“My plan for this year is pretty much done and I’m ready to start fresh. Can we just work on a new plan for next year?”
My coaching client had unknowingly uttered a common end-of-year refrain. It’s the number one mistake that people make even before they begin goal setting for the year. I had been coaching this client all year, carrying out an ambitious plan to grow his business and renew his focus on his own health and well-being, and in his mind, the current year’s plan was old news. He was ready to move on.
But in my mind, there was still unfinished business. We needed to bring some closure to this year’s plan – to acknowledge what had been accomplished, as well as what lessons had been learned along the way. He needed to wrap up one year and “put a bow on it” before moving on to the next. I always encourage clients not to settle for this lack of completion with a plan that can cause us to miss out on so many blessings – things that can propel us forward in our new plan, providing information that makes our goal setting for the new year that much stronger, more attuned and more focused – often leading to even better results!
Fortunately, he accepted my insistence that we close out his current plan before creating a new one. We reviewed his achievements and lessons learned, scored the plan, and talked about the impact his guidelines and new paradigm had made in his life. He even thanked me for insisting that he remember the importance of the fourth stage in the Cycle of Productivity – the pause to acknowledge and gain momentum for moving forward. It’s this step that separates Best Year Yet® from most other goal setting programs and it’s one of the most powerful tools in creating goals that really matter to us for the coming year.
I have become an impassioned advocate for this idea of “closure” and I’ve seen the difference it makes in many clients’ experiences. But I had not put a name to it or applied the lesson to myself until I made it a guideline in my own personal Best Year Yet plan two years ago. This is when my personal lesson about “wrapping up one thing before starting another” turned into the simple phrase, “Put a Bow On It.” It became a powerful reminder for me, and I found so many applications:
- Taking time after a meeting to make notes in my file, schedule action steps I had committed to take, and put the file away, rather than add it to a pile in my office.
- Finishing one project before setting it aside to start on another.
- Planning a transition event to celebrate the end of one leader’s term on a board and welcome a new leader.
It’s hard to describe the difference that “putting a bow on it” makes. Sometimes it’s like the feeling you get when you clean out a closet or clear off your desk. You feel organized and confident that you know where everything is. You release the mental clutter from the finished project and your mind is unencumbered, free to address the next challenge with clarity and energy.
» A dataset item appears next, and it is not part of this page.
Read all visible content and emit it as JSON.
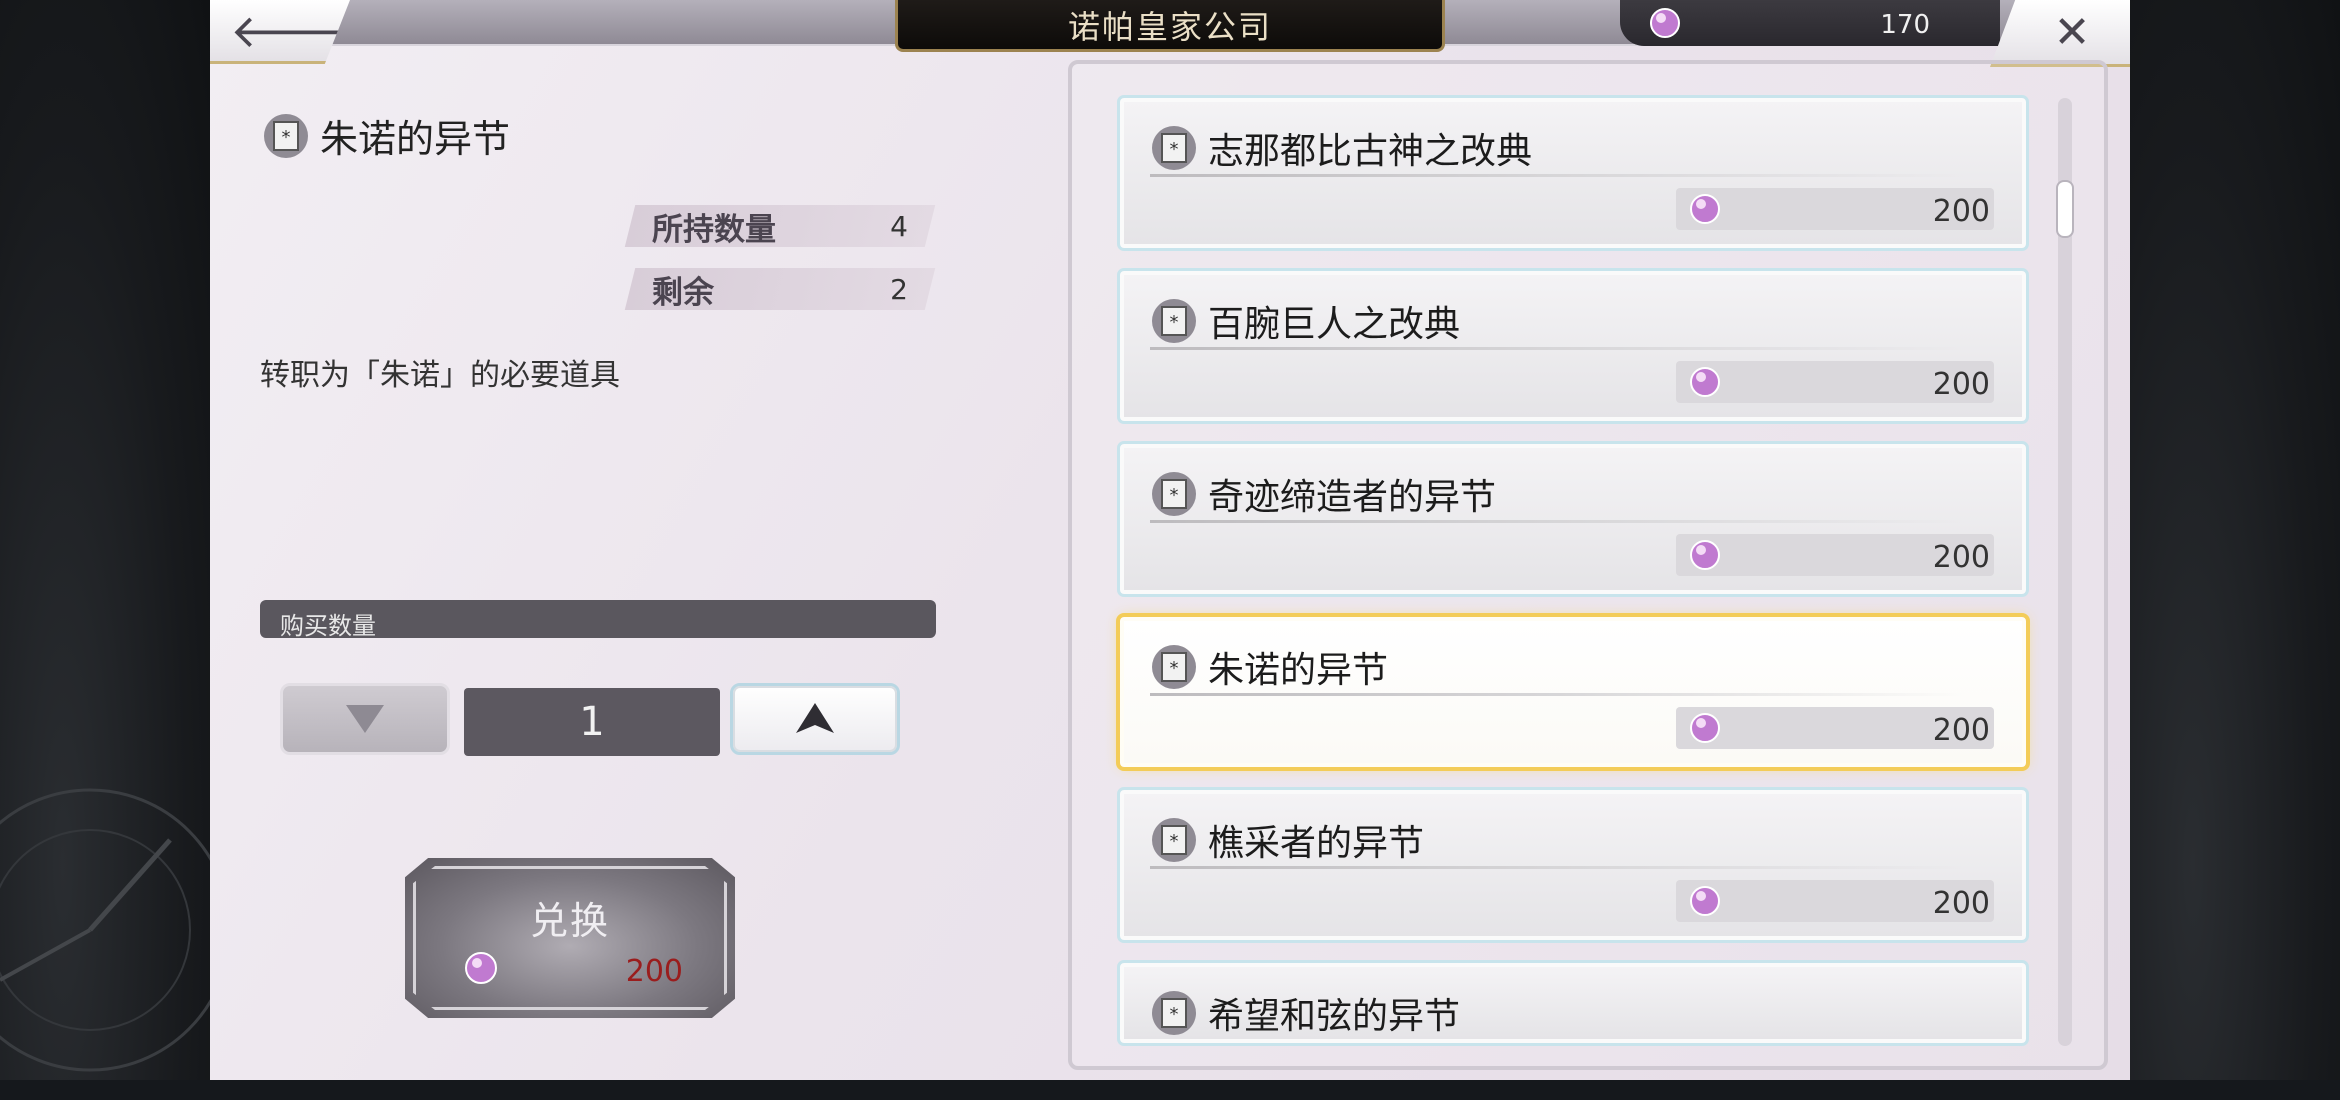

Sometimes it’s the warm glow of knowing you’ve done a good job – and being acknowledged for it. When we rapidly move from one project to another without taking the time to reflect and feel good about what we’ve accomplished, we start to feel burned out and taken for granted. Making time to acknowledge hard work can result in a new boost of energy and optimism.
It can also reward us with pleasant and unexpected surprises. Most clients are amazed at how much they accomplished, even in areas where it felt like they had not done much. It’s a reminder of the power of intention in our goal setting. Our minds will often continue to work toward our goals even when we are not conscious that it is happening. The proof is in the results – results you may not ever notice unless you stop to complete the process of review.
Putting a bow on it can also result in a sense of wholeness, or feeling complete, even when it involves more than one person. When many people share an experience (a group traveling together, a team working on a project, etc.) it’s important to meet as a group and give each person the opportunity to talk about the experience, share insights and different perspectives. In this way, each person feels a sense of closure and completeness.
And even when the closure is about the sadness of an ending, a friend moving away, a team member’s retirement, losing a client, etc. the act of putting a bow on it brings a sense of peace, knowing that everything that needed to be said had a chance to be said.
When I think about putting a bow on it, I’m reminded of my friend’s 5-year-old grandson who received a hastily wrapped gift from her for his birthday. He looked at the gift and then looked at her and said, “There isn’t any ribbon on it.” Even HE knew it wasn’t finished.
Don’t fall victim to the same mistake. The next time you conclude a yearly plan or project – even if you’ve worked on it all by yourself – take some time to wrap up all the loose ends and put a bow on it. Then sit back and enjoy that feeling of completeness before jumping into your new year.